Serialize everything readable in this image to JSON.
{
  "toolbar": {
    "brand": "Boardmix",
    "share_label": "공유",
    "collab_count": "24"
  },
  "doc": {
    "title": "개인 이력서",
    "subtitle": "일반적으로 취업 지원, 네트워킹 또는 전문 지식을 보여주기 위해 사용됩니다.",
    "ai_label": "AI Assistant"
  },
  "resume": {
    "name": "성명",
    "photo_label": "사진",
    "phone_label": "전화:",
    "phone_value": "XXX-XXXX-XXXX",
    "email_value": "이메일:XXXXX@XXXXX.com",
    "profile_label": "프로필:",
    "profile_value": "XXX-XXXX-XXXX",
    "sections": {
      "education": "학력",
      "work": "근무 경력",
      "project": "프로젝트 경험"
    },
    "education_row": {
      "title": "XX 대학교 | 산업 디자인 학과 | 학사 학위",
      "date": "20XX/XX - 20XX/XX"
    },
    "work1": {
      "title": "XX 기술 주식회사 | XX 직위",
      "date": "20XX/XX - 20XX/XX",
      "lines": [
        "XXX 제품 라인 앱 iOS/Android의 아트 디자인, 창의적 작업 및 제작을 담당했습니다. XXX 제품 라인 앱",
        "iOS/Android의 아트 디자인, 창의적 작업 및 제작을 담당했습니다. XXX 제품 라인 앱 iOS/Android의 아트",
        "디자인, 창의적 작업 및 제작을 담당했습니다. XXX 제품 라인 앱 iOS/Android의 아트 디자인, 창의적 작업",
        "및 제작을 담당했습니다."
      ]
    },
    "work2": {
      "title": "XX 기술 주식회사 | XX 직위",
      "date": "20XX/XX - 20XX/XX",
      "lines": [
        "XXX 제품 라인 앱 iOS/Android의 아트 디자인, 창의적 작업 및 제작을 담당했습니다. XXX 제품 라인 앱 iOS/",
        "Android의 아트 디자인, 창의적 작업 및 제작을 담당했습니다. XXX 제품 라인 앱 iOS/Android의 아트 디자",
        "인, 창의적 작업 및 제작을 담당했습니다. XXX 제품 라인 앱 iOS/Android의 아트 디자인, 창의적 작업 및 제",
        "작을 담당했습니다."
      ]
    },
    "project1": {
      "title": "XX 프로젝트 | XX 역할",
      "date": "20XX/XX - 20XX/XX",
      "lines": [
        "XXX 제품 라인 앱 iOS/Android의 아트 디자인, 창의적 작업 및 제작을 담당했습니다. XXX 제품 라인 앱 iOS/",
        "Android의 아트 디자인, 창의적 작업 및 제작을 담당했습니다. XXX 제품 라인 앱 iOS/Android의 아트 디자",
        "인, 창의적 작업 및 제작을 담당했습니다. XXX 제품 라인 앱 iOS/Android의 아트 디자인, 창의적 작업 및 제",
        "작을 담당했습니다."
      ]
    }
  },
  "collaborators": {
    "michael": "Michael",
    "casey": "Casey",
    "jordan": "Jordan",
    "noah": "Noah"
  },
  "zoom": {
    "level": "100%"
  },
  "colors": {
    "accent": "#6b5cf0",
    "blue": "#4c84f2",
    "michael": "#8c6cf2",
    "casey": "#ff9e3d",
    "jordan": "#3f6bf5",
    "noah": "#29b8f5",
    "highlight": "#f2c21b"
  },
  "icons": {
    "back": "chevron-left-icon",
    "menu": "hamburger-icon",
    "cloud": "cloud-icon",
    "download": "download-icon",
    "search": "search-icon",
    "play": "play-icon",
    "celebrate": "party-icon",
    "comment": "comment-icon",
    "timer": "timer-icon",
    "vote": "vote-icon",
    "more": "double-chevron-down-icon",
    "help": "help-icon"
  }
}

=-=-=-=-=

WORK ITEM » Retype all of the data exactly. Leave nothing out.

FINISHED TASK »
Serialize everything readable in this image to JSON.
{
  "toolbar": {
    "brand": "Boardmix",
    "share_label": "공유",
    "collab_count": "24"
  },
  "doc": {
    "title": "개인 이력서",
    "subtitle": "일반적으로 취업 지원, 네트워킹 또는 전문 지식을 보여주기 위해 사용됩니다.",
    "ai_label": "AI Assistant"
  },
  "resume": {
    "name": "성명",
    "photo_label": "사진",
    "phone_label": "전화:",
    "phone_value": "XXX-XXXX-XXXX",
    "email_value": "이메일:XXXXX@XXXXX.com",
    "profile_label": "프로필:",
    "profile_value": "XXX-XXXX-XXXX",
    "sections": {
      "education": "학력",
      "work": "근무 경력",
      "project": "프로젝트 경험"
    },
    "education_row": {
      "title": "XX 대학교 | 산업 디자인 학과 | 학사 학위",
      "date": "20XX/XX - 20XX/XX"
    },
    "work1": {
      "title": "XX 기술 주식회사 | XX 직위",
      "date": "20XX/XX - 20XX/XX",
      "lines": [
        "XXX 제품 라인 앱 iOS/Android의 아트 디자인, 창의적 작업 및 제작을 담당했습니다. XXX 제품 라인 앱",
        "iOS/Android의 아트 디자인, 창의적 작업 및 제작을 담당했습니다. XXX 제품 라인 앱 iOS/Android의 아트",
        "디자인, 창의적 작업 및 제작을 담당했습니다. XXX 제품 라인 앱 iOS/Android의 아트 디자인, 창의적 작업",
        "및 제작을 담당했습니다."
      ]
    },
    "work2": {
      "title": "XX 기술 주식회사 | XX 직위",
      "date": "20XX/XX - 20XX/XX",
      "lines": [
        "XXX 제품 라인 앱 iOS/Android의 아트 디자인, 창의적 작업 및 제작을 담당했습니다. XXX 제품 라인 앱 iOS/",
        "Android의 아트 디자인, 창의적 작업 및 제작을 담당했습니다. XXX 제품 라인 앱 iOS/Android의 아트 디자",
        "인, 창의적 작업 및 제작을 담당했습니다. XXX 제품 라인 앱 iOS/Android의 아트 디자인, 창의적 작업 및 제",
        "작을 담당했습니다."
      ]
    },
    "project1": {
      "title": "XX 프로젝트 | XX 역할",
      "date": "20XX/XX - 20XX/XX",
      "lines": [
        "XXX 제품 라인 앱 iOS/Android의 아트 디자인, 창의적 작업 및 제작을 담당했습니다. XXX 제품 라인 앱 iOS/",
        "Android의 아트 디자인, 창의적 작업 및 제작을 담당했습니다. XXX 제품 라인 앱 iOS/Android의 아트 디자",
        "인, 창의적 작업 및 제작을 담당했습니다. XXX 제품 라인 앱 iOS/Android의 아트 디자인, 창의적 작업 및 제",
        "작을 담당했습니다."
      ]
    }
  },
  "collaborators": {
    "michael": "Michael",
    "casey": "Casey",
    "jordan": "Jordan",
    "noah": "Noah"
  },
  "zoom": {
    "level": "100%"
  },
  "colors": {
    "accent": "#6b5cf0",
    "blue": "#4c84f2",
    "michael": "#8c6cf2",
    "casey": "#ff9e3d",
    "jordan": "#3f6bf5",
    "noah": "#29b8f5",
    "highlight": "#f2c21b"
  },
  "icons": {
    "back": "chevron-left-icon",
    "menu": "hamburger-icon",
    "cloud": "cloud-icon",
    "download": "download-icon",
    "search": "search-icon",
    "play": "play-icon",
    "celebrate": "party-icon",
    "comment": "comment-icon",
    "timer": "timer-icon",
    "vote": "vote-icon",
    "more": "double-chevron-down-icon",
    "help": "help-icon"
  }
}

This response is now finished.